What Next Step Benefits Both Businesses and the Customer?
Once you’ve sourced your strategic alliance partnership, decided on the combined offer, agreed on both the join promotion and the individual promotion, it’s time to decide the ideal next action you’d like your new joint customer to take. Would you like them to “tell a friend,” register for a newsletter that alerts them to upcoming sales, try a new product or review a product or service? Think about the ideal outcome of this strategic alliance and create your follow up funnel to guide your new leads to take that action. If growing your database or getting more “Likes” on your Facebook page is a logical next step, then ask. Simply say “If you liked this special offer, we hope you’ll like our Facebook page to be the first to know about upcoming valuable special offers.” Or, “We’re going to bring you more special offers throughout the coming year, so be sure to register for our coupons and discounts newsletter here.”
Where to Look for Strategic Alliance Partners
Susquehanna is a local bank that is very proactive about promoting their business customers products and services.

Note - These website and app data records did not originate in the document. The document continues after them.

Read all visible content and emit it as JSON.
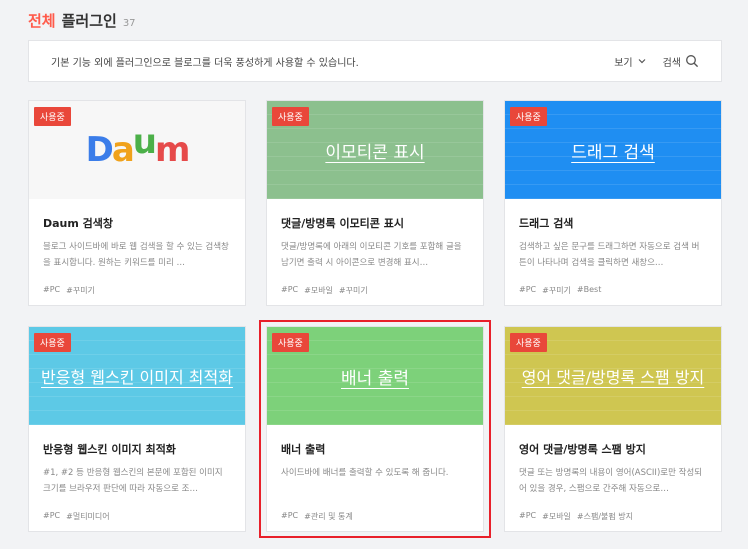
{
  "header": {
    "accent": "전체",
    "title": "플러그인",
    "count": "37"
  },
  "desc_bar": {
    "text": "기본 기능 외에 플러그인으로 블로그를 더욱 풍성하게 사용할 수 있습니다.",
    "view_label": "보기",
    "search_label": "검색"
  },
  "badge": "사용중",
  "cards": [
    {
      "thumb_text": "Daum",
      "name": "Daum 검색창",
      "text": "블로그 사이드바에 바로 웹 검색을 할 수 있는 검색창을 표시합니다. 원하는 키워드를 미리 …",
      "tags": [
        "#PC",
        "#꾸미기"
      ]
    },
    {
      "thumb_text": "이모티콘 표시",
      "name": "댓글/방명록 이모티콘 표시",
      "text": "댓글/방명록에 아래의 이모티콘 기호를 포함해 글을 남기면 출력 시 아이콘으로 변경해 표시…",
      "tags": [
        "#PC",
        "#모바일",
        "#꾸미기"
      ]
    },
    {
      "thumb_text": "드래그 검색",
      "name": "드래그 검색",
      "text": "검색하고 싶은 문구를 드래그하면 자동으로 검색 버튼이 나타나며 검색을 클릭하면 새창으…",
      "tags": [
        "#PC",
        "#꾸미기",
        "#Best"
      ]
    },
    {
      "thumb_text": "반응형 웹스킨 이미지 최적화",
      "name": "반응형 웹스킨 이미지 최적화",
      "text": "#1, #2 등 반응형 웹스킨의 본문에 포함된 이미지 크기를 브라우저 판단에 따라 자동으로 조…",
      "tags": [
        "#PC",
        "#멀티미디어"
      ]
    },
    {
      "thumb_text": "배너 출력",
      "name": "배너 출력",
      "text": "사이드바에 배너를 출력할 수 있도록 해 줍니다.",
      "tags": [
        "#PC",
        "#관리 및 통계"
      ]
    },
    {
      "thumb_text": "영어 댓글/방명록 스팸 방지",
      "name": "영어 댓글/방명록 스팸 방지",
      "text": "댓글 또는 방명록의 내용이 영어(ASCII)로만 작성되어 있을 경우, 스팸으로 간주해 자동으로…",
      "tags": [
        "#PC",
        "#모바일",
        "#스팸/불펌 방지"
      ]
    }
  ],
  "colors": {
    "accent": "#ff5a4a",
    "badge": "#e9473a",
    "emoticon": "#8cc08e",
    "drag": "#1f8ef2",
    "responsive": "#5dc9e6",
    "banner": "#7dd17a",
    "spam": "#cfc651",
    "selection": "#e8202a"
  }
}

They provide a place where business accounts can display their brochures, business cards or special offers. This positions them as a strategic partner in the success of local business, which is perfectly in alignment with their own business. When customers succeed, so do they. They are a part of the business community in which they are located. Think about who else might also have a reason to be interested in your success?
The Chamber of Commerce, insurance companies, the local trade schools, even grocery chains or office supply companies all benefit through your success. Think about your community as an ecosystem. When one business is healthy, there is a ripple effect. Thinking about other businesses in this way can open up your mind to new strategic alliance partnerships. Would it benefit your brokerage firm if you gave a free talk about how to use social media to promote small businesses? Would your local college or high school like to host a panel discussion about marketing with you as the moderator? Would a relocation company see the value in offering a free consultation for your services in their “welcome basket?”
Not a local company? No problem. Your town or village is simply bigger than most. On the web or through social media, you’ll still find natural circles of interest where plenty of potential strategic partnerships are possible. A group of inspirational bloggers can add one another to a blog roll on their websites to introduce their current readers to new blogs they might enjoy. A website designer and a social media professional could mutually recommend one another through a strategic alliance.
Creating a winning strategic alliance for entrepreneurs and small business owners is as simple as keeping the customer’s needs front and center and making sure that the new, combined offer is twice as valuable as either partner could offer alone.
Have you created a strategic partnership that worked? We’d love to hear about it. Feel free to post a link to your strategic partnership offer and tell us a little about how your created a win-win situation for your mutual clients or customers.